Unemployment Insurance Compensation

Unemployment Insurance Compensation (“UI”) may be available to a worker who, through no fault of his/her own, is separated from employment and is available for suitable work.

Claims produce an initial determination by the Commission.  An Appeal to a Referee, who conducts a hearing, takes testimony and subsequent levels of appeal to the Commission and to the judicial branch.

The employer is not a party to the action but may contest an application for unemployment insurance.

A claimant may be disqualified from eligibility for unemployment benefits if the involuntary separation from employment was a result of misconduct, or if the worker is able to apply for suitable work or fails to accept suitable work, or voluntarily left employment.  Misconduct is defined to include falsification of employment application, violating an uniformly promulgated and enforced workplace rule, damaging property of the employer because of the employee’s gross negligence, working under the influence of alcohol or drugs, refusing to follow reasonable orders given by the employer, jeopardizing the safety of others, or being incarcerated.

If the employee is separated from employment because of unsatisfactory attendance and the worker cannot show “good cause” for that absenteeism, the worker will be ineligible for benefits, unless absence from work arises from the work itself, i.e. a work-related injury.

Even if an injury that is non-work related is the result of the employee’s non-attendance, the employee may be eligible for benefits if he/she can show that he or she had good cause for the absence and that the absence was not his/her fault.

An employee who has been given work restrictions that preclude his/her return to the job may be eligible for unemployment even if no job exists within the work restrictions with the employer.

Frequently Asked Questions:

1.         Can the employer participate in the unemployment proceedings?

ANSWER:     The employer will receive notification that an unemployment claim has been filed that may affect the employer’s unemployment insurance account.  The employer is put on notice that it may protest the claim and the employer will have ten (10) days from the mailing date of the Notice of Claim (Form UI-412A) to protest the claim stating the reasons for the protest.

After the protest is filed, an initial determination is made after a Fact Finding Interview with the parties.
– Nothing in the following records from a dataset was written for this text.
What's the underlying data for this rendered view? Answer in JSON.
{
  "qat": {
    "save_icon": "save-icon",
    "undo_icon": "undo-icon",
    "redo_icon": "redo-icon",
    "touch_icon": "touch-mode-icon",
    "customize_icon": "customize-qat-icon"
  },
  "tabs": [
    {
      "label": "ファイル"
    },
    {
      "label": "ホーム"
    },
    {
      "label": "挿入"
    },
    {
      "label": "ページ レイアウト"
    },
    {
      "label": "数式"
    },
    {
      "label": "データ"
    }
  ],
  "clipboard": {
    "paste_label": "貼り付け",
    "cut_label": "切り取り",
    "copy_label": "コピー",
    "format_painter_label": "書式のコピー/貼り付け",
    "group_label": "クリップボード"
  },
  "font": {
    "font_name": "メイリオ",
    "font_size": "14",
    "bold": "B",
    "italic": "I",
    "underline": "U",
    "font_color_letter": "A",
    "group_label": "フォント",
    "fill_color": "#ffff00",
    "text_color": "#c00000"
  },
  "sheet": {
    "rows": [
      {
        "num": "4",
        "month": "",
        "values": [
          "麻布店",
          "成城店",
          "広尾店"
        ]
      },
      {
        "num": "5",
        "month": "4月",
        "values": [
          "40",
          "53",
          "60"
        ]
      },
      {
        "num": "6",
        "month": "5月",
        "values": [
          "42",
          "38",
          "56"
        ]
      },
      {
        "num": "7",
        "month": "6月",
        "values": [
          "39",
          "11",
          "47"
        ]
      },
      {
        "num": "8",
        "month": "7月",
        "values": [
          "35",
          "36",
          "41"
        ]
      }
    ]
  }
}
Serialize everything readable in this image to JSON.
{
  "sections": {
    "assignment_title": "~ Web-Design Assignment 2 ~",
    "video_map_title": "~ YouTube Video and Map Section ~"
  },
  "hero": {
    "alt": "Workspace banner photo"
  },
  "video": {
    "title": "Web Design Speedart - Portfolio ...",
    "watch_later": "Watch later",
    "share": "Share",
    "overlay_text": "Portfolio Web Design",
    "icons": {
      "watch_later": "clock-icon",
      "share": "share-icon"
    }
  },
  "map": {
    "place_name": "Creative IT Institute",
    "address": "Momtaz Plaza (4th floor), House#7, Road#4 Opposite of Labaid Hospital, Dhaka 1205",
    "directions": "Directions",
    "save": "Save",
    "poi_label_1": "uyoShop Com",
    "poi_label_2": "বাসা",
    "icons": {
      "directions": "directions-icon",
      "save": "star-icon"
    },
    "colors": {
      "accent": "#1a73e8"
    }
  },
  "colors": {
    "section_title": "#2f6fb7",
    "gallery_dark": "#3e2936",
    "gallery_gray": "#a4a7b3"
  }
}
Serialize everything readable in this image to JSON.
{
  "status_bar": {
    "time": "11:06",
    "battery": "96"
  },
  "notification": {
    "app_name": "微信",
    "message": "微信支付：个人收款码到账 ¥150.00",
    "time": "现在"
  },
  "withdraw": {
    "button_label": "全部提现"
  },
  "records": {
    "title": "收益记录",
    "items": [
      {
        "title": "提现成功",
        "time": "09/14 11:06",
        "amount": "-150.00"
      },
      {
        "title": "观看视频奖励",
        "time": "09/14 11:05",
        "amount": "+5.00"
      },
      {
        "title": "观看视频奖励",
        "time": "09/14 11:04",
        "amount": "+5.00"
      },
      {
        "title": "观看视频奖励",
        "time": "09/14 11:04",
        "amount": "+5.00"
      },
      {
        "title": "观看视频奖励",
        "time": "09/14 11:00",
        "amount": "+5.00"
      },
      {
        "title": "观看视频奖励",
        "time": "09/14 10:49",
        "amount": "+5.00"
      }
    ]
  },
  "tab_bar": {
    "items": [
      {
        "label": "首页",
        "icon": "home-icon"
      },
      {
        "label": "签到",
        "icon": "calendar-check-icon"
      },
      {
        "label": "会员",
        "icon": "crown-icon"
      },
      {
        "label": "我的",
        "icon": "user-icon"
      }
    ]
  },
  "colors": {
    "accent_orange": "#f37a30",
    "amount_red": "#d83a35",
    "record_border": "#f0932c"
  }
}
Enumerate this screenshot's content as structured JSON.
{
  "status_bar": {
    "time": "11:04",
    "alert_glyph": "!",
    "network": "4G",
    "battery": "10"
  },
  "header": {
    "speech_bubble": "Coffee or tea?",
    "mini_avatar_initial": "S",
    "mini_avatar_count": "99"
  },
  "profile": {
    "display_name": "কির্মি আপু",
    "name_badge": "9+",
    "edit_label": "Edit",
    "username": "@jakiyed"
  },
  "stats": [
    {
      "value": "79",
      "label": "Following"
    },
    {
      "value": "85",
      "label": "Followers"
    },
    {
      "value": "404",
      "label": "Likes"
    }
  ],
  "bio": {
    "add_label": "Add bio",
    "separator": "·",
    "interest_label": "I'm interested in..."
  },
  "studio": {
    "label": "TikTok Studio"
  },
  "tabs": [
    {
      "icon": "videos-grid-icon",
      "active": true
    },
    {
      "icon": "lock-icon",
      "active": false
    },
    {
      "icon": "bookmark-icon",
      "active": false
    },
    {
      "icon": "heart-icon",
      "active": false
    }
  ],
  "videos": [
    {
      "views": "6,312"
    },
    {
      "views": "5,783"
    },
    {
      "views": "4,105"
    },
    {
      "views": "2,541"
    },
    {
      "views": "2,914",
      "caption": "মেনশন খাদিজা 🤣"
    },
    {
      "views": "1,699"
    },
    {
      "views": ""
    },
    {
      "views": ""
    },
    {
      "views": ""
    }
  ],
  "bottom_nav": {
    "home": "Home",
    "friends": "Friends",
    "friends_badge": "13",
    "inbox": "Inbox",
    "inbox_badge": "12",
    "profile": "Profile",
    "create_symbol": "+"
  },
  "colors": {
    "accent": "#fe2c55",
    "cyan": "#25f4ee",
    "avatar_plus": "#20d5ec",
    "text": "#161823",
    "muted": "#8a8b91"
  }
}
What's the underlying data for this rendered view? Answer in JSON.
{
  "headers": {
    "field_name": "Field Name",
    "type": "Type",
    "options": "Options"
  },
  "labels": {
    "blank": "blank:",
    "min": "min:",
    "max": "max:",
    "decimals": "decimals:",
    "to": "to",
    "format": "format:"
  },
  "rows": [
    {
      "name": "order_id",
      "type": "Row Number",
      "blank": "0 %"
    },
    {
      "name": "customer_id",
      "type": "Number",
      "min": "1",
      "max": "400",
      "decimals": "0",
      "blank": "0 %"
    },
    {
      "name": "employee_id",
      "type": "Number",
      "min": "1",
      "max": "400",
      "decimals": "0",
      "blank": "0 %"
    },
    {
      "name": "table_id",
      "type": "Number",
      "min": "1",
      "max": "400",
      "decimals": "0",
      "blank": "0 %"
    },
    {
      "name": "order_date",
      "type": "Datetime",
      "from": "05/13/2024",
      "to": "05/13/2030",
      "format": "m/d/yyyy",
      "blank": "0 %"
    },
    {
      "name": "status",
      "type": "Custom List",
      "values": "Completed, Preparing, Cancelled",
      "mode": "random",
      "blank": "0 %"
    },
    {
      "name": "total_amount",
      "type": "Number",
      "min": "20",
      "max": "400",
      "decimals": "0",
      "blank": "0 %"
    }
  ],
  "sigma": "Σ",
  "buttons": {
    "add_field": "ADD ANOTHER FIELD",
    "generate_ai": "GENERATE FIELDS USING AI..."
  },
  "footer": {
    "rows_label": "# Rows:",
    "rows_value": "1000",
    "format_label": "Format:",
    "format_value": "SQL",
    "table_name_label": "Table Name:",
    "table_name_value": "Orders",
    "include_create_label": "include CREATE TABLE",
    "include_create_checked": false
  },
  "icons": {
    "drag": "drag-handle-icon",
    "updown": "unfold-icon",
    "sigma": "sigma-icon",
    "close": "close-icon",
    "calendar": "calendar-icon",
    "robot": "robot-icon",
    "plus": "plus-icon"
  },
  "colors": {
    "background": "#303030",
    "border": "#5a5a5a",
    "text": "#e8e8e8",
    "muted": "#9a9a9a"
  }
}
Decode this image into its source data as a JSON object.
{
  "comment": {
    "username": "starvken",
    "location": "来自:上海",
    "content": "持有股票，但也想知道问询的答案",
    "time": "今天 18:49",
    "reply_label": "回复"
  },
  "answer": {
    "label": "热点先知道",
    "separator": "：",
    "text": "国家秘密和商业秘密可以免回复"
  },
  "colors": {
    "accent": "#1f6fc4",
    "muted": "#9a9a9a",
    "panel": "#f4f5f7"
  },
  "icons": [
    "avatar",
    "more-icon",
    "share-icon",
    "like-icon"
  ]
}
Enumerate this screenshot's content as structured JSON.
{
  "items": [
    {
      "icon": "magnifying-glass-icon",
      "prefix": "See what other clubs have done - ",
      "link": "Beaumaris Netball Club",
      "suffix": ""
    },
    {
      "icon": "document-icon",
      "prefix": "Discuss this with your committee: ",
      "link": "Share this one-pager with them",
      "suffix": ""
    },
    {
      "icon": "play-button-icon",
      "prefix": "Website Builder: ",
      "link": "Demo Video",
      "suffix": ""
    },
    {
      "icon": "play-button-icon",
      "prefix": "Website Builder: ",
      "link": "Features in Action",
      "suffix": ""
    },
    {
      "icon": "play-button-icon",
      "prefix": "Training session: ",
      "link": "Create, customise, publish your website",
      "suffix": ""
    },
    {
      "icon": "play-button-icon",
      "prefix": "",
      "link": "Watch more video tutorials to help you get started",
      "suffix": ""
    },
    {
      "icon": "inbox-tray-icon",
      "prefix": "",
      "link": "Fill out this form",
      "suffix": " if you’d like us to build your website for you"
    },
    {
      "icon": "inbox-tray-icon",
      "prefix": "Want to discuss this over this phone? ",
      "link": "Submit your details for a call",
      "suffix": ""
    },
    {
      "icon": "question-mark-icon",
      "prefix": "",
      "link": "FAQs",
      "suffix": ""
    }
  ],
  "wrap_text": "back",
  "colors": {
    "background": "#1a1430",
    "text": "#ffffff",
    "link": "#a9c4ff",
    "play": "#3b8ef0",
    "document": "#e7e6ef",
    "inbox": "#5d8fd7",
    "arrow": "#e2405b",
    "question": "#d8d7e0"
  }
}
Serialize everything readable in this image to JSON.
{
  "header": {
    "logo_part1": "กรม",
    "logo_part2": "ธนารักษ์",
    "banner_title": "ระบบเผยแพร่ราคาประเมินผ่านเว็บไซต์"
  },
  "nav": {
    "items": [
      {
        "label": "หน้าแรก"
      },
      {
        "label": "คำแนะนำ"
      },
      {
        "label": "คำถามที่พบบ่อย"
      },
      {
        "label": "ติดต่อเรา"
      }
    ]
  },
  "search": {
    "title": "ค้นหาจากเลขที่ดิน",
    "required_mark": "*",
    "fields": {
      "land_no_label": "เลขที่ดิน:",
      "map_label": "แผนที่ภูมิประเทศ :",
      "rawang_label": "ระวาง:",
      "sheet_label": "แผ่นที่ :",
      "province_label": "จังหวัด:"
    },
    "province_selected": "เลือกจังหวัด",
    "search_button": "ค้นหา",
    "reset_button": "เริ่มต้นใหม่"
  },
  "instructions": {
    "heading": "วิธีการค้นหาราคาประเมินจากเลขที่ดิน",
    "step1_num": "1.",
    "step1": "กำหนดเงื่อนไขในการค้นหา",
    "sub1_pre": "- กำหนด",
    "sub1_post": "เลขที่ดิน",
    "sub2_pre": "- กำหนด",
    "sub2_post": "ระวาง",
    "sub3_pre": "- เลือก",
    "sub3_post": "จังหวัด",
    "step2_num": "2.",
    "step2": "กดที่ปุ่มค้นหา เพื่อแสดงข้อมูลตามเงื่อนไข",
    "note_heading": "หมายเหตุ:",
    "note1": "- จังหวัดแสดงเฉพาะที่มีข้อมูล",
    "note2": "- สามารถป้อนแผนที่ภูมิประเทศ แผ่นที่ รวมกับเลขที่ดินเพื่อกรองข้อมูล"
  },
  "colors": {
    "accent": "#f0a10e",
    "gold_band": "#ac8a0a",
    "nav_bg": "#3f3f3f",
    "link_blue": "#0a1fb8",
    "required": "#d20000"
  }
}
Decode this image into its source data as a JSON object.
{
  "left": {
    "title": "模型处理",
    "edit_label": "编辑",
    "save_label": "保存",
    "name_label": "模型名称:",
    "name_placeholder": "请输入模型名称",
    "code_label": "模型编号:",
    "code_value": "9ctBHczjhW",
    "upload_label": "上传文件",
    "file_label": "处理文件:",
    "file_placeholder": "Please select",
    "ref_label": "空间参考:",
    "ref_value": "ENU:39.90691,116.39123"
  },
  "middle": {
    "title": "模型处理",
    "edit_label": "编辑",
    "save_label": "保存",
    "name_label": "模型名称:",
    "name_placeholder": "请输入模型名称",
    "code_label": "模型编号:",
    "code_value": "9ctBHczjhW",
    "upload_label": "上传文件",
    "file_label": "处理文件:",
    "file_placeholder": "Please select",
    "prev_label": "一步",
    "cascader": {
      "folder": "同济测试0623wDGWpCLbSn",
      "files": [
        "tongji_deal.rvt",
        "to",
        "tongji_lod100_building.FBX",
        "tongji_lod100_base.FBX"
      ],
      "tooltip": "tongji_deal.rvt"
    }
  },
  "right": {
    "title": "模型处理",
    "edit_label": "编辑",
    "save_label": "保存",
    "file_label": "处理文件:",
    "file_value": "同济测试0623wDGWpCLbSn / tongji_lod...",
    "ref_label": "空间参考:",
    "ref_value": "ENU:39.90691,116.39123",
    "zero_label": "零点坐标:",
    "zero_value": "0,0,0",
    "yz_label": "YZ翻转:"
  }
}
Either party to the unemployment action may “appeal” within fifteen (15) days.  A hearing is set with a Referee, particularly a phone hearing, and witnesses may be subpoenaed by either party.  Each party may testify on their own behalf, present documentation and records, question opposing witnesses, and give a closing statement at the end of the hearing.

Either party may hire counsel at their own expense.

2.         What “misconduct” is sufficient to disqualify a claimant from eligibility for unemployment?

ANSWER:     Kentucky law provides specific examples of misconduct.  The most frequent misconduct disqualification occurs because the employee has failed to obey a reasonable and uniformly enforced rule of the employer.  The most uniformly enforced rules include:

  • testing positive for drugs or alcohol
  • adherence to attendance policies
  • in certain instances off-work conduct and
  • non-adherence to employment attendance policies

3.         How should the employer enforce workplace rules?

ANSWER:     There are many good reasons for the employer to prepare and distribute a well-crafted Employment Policy Handbook.  Unemployment insurance is a good example of why such workplace rules are important.

Most employers who prepare company handbooks require their employees to acknowledge receipt of the company handbook in writing.  The handbook typically sets forth general rules relating employment but may also include specific work rules that may be helpful in defending an unemployment claim.

It is highly recommended that an attorney review the company handbook for completeness, accuracy and for effectiveness.

4.         Can an employee who voluntarily terminates their position with an employer receive unemployment benefits?

ANSWER:     Usually a voluntary termination of employment by the employee renders the employee ineligible to receive unemployment benefits if he/she files for benefits.  An exception to this general rule is where the employee may resign but does not do so voluntarily.

Employees who have good cause defined as “when the worker is faced with circumstances so compelling as to leave no reasonable alternative but loss of employment, unemployment may also be available.”  A reduction in pay may also be reason for a voluntary resignation, and an employee may be entitled to unemployment.

Most unemployment cases focus on whether the employee or the employer initiates the separation from employment.

5.         What effect does the unemployment process have on other proceedings, i.e. lawsuits for wrongful discharge and other statutory claims?

ANSWER:     Kentucky law provides that no “findings of fact or law or final order in proceedings for unemployment compensation” would be conclusive and binding on any other proceeding.

Since sworn testimony is taken of the witnesses, the testimony may be used in other proceedings but the finding of the Commission would not be admissible.